ASSIGNED TASK:
Return each line of the records below in which the string "Fast" turns up.
[Start of Attachment]
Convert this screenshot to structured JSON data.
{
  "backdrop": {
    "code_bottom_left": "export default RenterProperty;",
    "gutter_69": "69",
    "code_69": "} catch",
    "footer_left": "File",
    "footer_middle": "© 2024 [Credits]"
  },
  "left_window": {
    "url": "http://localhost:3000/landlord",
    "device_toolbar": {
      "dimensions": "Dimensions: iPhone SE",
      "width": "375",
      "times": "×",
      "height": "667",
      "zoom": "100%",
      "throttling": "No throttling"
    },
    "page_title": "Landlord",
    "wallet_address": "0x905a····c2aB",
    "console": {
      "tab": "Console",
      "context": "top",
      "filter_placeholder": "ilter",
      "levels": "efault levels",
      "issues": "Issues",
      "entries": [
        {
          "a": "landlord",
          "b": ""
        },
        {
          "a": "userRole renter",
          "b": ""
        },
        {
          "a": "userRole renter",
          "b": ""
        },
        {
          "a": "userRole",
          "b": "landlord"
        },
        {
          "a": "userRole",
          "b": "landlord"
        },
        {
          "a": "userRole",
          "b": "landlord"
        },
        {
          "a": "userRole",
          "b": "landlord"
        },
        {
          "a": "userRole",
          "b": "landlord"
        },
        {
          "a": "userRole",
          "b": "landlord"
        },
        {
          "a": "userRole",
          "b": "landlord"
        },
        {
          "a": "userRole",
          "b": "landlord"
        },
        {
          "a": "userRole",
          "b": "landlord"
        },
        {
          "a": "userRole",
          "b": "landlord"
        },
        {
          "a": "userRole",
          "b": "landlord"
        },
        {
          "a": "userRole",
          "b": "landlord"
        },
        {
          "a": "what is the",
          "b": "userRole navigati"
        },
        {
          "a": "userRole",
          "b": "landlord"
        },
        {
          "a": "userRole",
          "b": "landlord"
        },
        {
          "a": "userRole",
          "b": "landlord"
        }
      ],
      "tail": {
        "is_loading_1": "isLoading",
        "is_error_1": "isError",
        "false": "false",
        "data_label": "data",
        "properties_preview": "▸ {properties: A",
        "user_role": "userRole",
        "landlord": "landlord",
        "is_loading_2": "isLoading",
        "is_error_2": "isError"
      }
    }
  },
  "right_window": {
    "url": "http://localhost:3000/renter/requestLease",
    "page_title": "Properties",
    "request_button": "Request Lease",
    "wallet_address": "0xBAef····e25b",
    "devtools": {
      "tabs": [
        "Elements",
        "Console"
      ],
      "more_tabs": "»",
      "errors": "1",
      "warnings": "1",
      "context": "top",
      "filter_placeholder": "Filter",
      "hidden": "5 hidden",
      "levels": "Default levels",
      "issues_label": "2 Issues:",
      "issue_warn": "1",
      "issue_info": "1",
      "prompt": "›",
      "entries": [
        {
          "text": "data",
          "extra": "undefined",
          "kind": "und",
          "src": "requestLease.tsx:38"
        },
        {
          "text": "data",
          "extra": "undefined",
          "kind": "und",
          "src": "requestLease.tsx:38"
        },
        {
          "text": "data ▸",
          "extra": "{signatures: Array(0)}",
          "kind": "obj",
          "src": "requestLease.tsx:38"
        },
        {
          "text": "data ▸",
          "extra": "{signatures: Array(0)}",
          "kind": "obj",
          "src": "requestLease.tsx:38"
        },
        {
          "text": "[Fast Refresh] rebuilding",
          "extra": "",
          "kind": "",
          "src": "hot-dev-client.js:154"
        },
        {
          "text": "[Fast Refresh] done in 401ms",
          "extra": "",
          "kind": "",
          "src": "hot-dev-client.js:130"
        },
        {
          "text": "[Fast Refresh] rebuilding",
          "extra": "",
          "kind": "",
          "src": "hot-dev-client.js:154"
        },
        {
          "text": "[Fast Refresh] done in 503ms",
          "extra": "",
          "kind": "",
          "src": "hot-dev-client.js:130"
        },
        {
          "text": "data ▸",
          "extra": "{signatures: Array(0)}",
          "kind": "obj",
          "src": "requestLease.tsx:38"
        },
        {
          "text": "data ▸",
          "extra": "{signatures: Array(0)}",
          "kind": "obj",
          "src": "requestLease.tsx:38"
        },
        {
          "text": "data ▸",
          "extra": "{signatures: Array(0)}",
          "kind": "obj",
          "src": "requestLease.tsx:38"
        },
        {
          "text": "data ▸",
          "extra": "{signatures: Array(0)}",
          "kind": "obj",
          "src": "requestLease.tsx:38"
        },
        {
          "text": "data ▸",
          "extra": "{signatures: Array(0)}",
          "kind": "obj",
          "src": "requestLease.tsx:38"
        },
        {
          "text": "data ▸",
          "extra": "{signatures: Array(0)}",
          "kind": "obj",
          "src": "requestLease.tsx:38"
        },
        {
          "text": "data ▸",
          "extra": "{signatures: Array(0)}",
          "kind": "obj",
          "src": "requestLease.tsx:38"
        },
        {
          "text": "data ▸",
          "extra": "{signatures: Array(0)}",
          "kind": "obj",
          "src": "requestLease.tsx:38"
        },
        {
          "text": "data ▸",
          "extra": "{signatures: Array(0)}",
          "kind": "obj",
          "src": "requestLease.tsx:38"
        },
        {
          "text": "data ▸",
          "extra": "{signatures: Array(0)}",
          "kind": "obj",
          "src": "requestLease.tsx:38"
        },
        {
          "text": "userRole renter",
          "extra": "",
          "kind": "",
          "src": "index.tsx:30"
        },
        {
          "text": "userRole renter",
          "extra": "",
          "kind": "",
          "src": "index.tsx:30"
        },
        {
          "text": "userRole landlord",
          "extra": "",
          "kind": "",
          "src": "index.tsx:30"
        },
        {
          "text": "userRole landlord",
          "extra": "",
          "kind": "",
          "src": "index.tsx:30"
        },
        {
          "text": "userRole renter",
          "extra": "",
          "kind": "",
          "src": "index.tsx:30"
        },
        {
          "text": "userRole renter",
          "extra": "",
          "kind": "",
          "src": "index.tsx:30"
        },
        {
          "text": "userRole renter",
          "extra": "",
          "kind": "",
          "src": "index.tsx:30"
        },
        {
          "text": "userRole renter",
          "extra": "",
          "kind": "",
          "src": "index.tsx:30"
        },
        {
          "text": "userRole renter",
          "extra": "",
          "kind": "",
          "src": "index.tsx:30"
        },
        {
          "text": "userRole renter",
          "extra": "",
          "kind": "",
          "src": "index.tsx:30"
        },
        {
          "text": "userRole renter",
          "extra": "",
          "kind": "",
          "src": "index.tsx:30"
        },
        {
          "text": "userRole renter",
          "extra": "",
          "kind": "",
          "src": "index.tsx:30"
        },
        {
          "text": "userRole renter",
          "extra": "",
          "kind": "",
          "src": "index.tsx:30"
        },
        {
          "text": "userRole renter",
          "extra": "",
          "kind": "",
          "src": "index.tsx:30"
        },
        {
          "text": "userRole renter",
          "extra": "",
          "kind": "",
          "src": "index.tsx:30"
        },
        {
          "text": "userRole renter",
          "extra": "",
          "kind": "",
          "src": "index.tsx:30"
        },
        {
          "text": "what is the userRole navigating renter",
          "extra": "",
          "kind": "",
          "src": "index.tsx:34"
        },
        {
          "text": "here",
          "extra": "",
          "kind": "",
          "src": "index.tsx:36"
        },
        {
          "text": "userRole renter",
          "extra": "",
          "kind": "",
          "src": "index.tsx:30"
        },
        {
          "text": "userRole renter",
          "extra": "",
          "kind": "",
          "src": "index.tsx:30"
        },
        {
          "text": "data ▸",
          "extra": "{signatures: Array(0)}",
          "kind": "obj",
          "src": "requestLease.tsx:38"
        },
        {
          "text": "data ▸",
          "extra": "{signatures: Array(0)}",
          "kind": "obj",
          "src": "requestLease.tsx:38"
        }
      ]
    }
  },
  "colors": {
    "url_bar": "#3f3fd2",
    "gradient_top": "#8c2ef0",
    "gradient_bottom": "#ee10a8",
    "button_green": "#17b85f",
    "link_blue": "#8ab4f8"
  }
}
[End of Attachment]
ANSWER FOR THE TASK:
          "text": "[Fast Refresh] rebuilding",
          "text": "[Fast Refresh] done in 401ms",
          "text": "[Fast Refresh] rebuilding",
          "text": "[Fast Refresh] done in 503ms",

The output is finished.